Government forces claimed to have the city under a tight siege and are firing on anyone who approaches exit checkpoints, according to residents. The Qadhafi government invited Associated Press (AP) reporters to witness pro-Qadhafi troops’ progress against the rebels in Ajdabiya. AP reported there were hundreds of government troops as well as tanks and artillery outside the city’s western gates. Ammunition and equipment reportedly were arriving in trucks.
Comment: The salient data point in the above account is the reference to the resupply trucks. Yesterday, on the 16th, Qadhafi’s forces appeared to have the initiative but obviously the offensive stalled.
Logistics problems for Qadhafi’s forces appear to have given the rebels a longer lease on life and resulted in a siege of Ajdabiya rather than its capture. The attacks on Ajdabiya and Misrata apparently stalled because the forces outran their supply lines.
Rebel forces deployed tanks, artillery and a helicopter to defend Ajdabiya from an attack by forces loyal to Qadhafi, BBC reported 17 March.
Rebels in the northwestern city of Misrata said government forces held back and did not assault the town again. Qadhafi’s forces fired artillery and tank rounds into the city but also failed to capture it.
Comment: Qadhafi’s forces appear to have gone as far as their logistics will permit. The rebels appear to have found or developed some capabilities in Ajdabiya and in Misrata that match those of Qadhafi’s mercenaries and militias — tanks, artillery and an airworthy helicopter. That is a comment on the quality of forces engaged.
If Qadhafi’s forces are shrinking from fighting comparably armed forces, that reinforces the hypothesis that foreign mercenaries form the backbone of Qadhafi’s counter-attacking forces.
Libya’s General Defense Committee announced that military operations against rebel forces will end 19 March at midnight local time. The committee reportedly took the decision to allow rebels to surrender under the terms of amnesty promised by Qadhafi in a radio address. He said his regime would not abandon the country.

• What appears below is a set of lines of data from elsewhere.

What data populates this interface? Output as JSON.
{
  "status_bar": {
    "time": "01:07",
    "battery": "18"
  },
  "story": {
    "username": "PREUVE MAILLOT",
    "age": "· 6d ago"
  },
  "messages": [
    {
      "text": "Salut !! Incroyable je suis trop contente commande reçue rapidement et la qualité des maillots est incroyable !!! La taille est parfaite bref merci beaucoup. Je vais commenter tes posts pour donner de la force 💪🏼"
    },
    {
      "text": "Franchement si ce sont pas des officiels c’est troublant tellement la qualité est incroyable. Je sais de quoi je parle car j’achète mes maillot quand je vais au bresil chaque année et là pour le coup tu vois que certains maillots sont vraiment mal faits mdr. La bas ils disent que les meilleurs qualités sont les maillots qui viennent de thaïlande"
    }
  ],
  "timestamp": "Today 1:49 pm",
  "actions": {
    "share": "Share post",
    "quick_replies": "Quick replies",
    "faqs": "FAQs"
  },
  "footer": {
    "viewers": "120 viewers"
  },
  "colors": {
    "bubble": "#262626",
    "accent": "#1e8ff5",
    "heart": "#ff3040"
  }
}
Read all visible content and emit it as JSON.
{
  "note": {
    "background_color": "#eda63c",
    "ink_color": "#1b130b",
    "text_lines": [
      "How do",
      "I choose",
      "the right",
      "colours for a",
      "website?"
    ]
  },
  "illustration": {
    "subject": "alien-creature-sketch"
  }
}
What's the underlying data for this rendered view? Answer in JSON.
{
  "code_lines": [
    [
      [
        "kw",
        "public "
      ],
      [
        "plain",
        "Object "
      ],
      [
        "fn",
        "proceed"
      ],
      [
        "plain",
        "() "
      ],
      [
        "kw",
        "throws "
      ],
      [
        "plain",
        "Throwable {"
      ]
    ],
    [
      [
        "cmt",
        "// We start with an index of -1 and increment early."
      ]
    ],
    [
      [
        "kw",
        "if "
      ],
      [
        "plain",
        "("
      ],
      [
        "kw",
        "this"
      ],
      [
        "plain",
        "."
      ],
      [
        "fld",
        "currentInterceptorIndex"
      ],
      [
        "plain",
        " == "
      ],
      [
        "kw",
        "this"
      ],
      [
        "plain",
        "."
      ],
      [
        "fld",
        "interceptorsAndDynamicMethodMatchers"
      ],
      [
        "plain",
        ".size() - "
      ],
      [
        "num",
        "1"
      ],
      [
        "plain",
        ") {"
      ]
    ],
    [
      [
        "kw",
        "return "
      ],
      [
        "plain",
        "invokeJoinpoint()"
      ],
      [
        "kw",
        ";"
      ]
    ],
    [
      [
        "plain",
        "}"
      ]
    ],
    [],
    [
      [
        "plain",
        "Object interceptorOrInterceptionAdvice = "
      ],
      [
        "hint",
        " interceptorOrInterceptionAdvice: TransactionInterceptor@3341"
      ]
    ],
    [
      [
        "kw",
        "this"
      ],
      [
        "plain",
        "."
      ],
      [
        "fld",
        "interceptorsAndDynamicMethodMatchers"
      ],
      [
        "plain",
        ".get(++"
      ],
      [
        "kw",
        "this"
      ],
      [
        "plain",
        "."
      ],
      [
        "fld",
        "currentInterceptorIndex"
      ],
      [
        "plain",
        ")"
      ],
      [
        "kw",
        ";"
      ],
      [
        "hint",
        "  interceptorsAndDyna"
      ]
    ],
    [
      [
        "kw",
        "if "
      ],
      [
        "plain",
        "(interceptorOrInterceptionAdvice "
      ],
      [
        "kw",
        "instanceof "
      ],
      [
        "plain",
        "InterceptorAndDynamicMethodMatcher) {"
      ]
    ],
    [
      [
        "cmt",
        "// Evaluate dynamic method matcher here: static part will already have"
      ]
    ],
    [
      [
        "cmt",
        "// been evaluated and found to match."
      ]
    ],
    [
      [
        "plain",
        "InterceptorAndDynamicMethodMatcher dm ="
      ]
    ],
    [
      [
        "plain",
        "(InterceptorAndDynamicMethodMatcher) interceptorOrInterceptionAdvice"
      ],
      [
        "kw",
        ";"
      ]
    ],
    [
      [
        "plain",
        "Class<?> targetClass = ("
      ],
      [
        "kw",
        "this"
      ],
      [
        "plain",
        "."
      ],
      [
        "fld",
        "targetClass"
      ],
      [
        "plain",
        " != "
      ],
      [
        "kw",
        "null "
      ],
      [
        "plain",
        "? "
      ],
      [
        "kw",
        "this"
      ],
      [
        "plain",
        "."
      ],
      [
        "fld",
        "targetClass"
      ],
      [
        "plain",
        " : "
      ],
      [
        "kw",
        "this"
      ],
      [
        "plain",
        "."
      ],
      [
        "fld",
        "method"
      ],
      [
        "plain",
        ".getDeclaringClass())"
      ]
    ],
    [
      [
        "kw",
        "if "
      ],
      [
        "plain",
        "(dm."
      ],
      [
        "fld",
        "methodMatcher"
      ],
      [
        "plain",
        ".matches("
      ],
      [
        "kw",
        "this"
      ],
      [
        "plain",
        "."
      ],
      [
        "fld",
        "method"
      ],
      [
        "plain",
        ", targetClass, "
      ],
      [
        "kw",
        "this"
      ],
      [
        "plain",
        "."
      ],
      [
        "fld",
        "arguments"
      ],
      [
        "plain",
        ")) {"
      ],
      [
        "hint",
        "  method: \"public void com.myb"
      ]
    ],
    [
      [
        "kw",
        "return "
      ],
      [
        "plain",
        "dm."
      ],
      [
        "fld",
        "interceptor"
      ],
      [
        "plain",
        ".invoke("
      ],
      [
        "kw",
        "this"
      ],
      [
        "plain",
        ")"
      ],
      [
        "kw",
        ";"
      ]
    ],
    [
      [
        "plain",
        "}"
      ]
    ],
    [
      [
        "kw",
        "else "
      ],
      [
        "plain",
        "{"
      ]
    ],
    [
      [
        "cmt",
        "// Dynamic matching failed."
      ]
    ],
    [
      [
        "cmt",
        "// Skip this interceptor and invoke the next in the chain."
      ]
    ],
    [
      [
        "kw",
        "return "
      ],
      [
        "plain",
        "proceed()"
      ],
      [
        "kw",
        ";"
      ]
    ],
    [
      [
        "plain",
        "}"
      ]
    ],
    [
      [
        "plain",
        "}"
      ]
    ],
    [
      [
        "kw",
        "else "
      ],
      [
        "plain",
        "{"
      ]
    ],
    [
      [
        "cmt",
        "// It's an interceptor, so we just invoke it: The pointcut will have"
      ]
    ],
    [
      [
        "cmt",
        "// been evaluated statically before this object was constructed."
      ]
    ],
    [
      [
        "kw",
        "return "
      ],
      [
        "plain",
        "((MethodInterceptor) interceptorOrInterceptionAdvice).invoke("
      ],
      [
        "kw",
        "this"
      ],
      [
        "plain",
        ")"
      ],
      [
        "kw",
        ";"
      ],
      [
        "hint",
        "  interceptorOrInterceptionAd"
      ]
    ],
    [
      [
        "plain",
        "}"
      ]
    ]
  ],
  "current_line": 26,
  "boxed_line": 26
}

He also said his forces would be coming to Benghazi on 18 March. The people of Benghazi should prepare tonight and “take the weapons of whoever lays them down,” he said. There will be no mercy for the rebels, he added
The Libyan General Interim Defense Committee said it will retaliate against any foreign military operations against Libya. The committee said all maritime and air navigation in the Mediterranean Sea would be exposed to danger, both short- and long-term, and all civilian and military activities will be the target of Libyan counterattacks.
UN Resolution: French Prime Minister Fillon said if the resolution was approved, France would support military action against Qadhafi within hours. The U.S. said it was preparing for action.
Earlier this week Italy announced its military bases would be available to enforce a UN Security Council resolution imposing a no-fly zone on Libya, but would not commit aircraft.
The United Arab Emirates and Qatar “may be” among those participating in a no-fly zone over Libya, said Yahya Mahmassani, the Arab League’s envoy to the United Nations, al Jazeera reported.
He said that imposing a no-fly zone over Libya would not be sufficient to stop Qadhafi’s forces.
Egypt announced it would not be involved in any military intervention in Libya.
Comment: If an airstrike can ground Libyan fighters and helicopters, then the handful of combat aircraft and helicopters the Benghazi Council can operate would rule the air and could threaten hostile supply lines. Rapid execution of a no-fly zone can make an enormous difference in the fight, even at this late date, if the rebels are left as the only force with air power.
France appears the most ready and determined to stop Qadhafi’s air force.